[Data records for software interfaces]
*** Block opens ***

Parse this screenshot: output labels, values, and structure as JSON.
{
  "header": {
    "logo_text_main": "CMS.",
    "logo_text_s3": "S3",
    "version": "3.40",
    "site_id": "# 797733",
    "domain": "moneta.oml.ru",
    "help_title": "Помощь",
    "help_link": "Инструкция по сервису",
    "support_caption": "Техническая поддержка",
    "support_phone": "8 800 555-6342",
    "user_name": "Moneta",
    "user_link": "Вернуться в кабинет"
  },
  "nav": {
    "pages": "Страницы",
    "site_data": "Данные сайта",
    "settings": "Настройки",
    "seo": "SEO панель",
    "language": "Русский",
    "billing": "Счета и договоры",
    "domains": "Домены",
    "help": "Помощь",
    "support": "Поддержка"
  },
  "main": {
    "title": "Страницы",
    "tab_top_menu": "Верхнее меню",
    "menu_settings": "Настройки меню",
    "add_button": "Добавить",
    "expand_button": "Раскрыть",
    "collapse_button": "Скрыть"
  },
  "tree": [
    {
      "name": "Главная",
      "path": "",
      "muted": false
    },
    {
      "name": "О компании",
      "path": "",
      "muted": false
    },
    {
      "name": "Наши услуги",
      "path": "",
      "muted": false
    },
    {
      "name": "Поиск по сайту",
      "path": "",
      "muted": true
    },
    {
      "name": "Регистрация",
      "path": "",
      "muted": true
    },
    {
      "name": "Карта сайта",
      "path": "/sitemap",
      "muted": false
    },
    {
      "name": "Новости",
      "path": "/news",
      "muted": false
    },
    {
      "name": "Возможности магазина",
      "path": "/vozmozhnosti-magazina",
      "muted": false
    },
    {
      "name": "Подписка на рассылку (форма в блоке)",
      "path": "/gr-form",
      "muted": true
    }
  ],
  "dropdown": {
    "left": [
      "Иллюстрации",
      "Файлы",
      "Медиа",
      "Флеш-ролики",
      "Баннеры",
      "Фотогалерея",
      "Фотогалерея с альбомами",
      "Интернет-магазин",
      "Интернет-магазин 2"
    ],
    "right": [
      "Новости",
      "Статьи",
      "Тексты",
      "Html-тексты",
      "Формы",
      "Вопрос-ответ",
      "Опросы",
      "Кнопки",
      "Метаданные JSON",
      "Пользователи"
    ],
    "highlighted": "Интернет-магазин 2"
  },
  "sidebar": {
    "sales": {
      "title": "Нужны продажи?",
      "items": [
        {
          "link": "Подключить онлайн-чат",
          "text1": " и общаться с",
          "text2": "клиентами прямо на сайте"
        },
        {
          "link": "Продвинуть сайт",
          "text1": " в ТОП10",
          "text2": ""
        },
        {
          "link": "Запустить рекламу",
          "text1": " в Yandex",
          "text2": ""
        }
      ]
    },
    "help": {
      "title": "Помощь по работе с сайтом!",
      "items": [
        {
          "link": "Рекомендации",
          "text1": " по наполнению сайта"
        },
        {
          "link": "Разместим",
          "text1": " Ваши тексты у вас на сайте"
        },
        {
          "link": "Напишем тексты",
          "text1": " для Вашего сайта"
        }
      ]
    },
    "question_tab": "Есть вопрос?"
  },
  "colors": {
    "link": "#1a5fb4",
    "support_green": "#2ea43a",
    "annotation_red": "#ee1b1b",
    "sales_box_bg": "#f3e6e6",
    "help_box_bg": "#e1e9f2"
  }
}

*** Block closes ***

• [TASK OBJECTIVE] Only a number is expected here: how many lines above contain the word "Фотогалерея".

• [RESULT OF THE EXERCISE] 2